## Work task
Copy every line of the data that contains the string "anime".
Segment Start: Dataset content
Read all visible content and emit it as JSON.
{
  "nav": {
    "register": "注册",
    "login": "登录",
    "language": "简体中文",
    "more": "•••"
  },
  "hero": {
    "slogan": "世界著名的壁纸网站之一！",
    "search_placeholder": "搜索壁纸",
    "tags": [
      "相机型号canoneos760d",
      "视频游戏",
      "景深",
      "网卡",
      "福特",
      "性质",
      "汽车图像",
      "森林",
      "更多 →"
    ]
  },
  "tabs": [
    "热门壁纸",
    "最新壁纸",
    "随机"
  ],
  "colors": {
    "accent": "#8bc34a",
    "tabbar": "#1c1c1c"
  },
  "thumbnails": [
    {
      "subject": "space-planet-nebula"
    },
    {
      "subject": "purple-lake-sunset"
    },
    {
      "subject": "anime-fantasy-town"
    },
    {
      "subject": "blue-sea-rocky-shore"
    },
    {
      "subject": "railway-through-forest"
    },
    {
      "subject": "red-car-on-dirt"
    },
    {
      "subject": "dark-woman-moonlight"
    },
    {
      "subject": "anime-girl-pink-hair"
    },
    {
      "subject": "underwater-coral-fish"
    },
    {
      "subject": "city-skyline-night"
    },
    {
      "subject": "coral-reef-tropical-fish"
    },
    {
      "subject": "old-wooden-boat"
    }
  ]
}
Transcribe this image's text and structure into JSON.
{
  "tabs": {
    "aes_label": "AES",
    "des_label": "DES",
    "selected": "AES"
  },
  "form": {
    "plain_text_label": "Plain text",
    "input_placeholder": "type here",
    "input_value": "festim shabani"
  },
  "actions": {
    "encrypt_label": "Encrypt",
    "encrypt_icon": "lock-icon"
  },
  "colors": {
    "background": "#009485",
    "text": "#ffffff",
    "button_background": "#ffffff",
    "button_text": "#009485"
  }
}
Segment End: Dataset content
## Answer section
      "subject": "anime-fantasy-town"
      "subject": "anime-girl-pink-hair"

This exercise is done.